GOAL OF THE EXERCISE: Scan the listing for "data" and copy out each line that has it.

[PROVIDED INFORMATION Boundary: Start]

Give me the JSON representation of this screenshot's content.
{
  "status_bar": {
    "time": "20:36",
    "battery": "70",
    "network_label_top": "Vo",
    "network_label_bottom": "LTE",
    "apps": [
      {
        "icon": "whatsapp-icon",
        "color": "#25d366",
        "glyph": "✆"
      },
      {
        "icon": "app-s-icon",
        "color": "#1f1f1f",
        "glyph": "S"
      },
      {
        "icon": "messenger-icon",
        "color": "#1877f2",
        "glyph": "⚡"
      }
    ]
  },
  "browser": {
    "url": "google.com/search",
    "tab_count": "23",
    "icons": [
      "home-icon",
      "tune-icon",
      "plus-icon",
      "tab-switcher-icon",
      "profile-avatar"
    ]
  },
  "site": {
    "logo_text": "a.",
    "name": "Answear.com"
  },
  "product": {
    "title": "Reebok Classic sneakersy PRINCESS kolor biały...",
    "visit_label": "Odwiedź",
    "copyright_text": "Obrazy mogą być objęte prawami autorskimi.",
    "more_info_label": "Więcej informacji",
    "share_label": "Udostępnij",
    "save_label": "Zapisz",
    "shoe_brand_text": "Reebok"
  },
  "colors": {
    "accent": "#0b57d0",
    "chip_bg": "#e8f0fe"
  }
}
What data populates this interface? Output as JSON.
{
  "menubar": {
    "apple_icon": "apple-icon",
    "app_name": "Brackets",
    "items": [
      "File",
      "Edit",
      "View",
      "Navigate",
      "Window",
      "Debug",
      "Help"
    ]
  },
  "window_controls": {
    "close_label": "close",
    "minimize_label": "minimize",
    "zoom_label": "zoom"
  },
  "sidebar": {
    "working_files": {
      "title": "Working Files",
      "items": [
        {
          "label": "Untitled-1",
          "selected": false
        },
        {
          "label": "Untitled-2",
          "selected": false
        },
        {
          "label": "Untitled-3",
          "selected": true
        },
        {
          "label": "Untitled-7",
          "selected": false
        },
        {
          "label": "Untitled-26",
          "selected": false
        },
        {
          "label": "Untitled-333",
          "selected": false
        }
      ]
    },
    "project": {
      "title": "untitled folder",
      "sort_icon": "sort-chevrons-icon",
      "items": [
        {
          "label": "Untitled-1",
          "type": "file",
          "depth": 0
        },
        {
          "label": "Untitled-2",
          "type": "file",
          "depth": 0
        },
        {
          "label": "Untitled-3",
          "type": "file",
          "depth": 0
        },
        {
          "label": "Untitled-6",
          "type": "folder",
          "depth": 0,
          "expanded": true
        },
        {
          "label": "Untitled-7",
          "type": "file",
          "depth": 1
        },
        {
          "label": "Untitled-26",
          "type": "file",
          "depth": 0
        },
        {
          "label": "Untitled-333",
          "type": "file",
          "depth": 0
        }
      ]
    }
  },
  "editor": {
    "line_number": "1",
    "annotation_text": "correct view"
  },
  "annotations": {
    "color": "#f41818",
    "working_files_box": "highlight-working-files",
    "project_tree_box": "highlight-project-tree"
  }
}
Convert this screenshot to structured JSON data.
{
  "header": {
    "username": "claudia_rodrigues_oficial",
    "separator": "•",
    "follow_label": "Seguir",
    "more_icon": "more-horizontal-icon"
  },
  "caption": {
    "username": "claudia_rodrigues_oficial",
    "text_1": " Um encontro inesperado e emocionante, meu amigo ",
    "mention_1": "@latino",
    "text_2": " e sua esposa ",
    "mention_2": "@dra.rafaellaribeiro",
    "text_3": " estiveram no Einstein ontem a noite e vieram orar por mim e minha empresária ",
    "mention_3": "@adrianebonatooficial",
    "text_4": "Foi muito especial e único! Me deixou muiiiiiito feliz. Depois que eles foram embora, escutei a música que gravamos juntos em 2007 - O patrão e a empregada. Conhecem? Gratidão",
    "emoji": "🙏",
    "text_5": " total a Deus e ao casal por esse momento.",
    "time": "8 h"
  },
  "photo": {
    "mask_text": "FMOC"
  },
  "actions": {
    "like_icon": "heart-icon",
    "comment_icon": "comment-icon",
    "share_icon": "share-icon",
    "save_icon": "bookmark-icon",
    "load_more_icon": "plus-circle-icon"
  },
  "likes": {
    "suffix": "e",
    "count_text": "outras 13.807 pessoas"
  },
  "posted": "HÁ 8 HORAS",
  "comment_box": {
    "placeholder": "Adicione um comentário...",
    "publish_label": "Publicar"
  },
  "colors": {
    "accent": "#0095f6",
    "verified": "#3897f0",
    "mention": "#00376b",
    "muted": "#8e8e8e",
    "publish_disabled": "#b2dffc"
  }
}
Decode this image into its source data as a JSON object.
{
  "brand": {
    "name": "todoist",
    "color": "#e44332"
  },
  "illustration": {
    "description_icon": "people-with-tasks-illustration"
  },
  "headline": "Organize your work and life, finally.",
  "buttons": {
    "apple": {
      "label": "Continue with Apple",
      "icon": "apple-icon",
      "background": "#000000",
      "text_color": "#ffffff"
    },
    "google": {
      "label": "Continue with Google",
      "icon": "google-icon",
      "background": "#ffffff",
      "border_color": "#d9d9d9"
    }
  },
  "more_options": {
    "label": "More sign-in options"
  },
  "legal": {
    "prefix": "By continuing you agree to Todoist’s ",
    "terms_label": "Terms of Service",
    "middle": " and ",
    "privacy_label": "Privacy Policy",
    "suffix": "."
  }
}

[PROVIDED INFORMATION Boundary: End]

EXERCISE RESPONSE:
What data populates this interface? Output as JSON.
Convert this screenshot to structured JSON data.
Decode this image into its source data as a JSON object.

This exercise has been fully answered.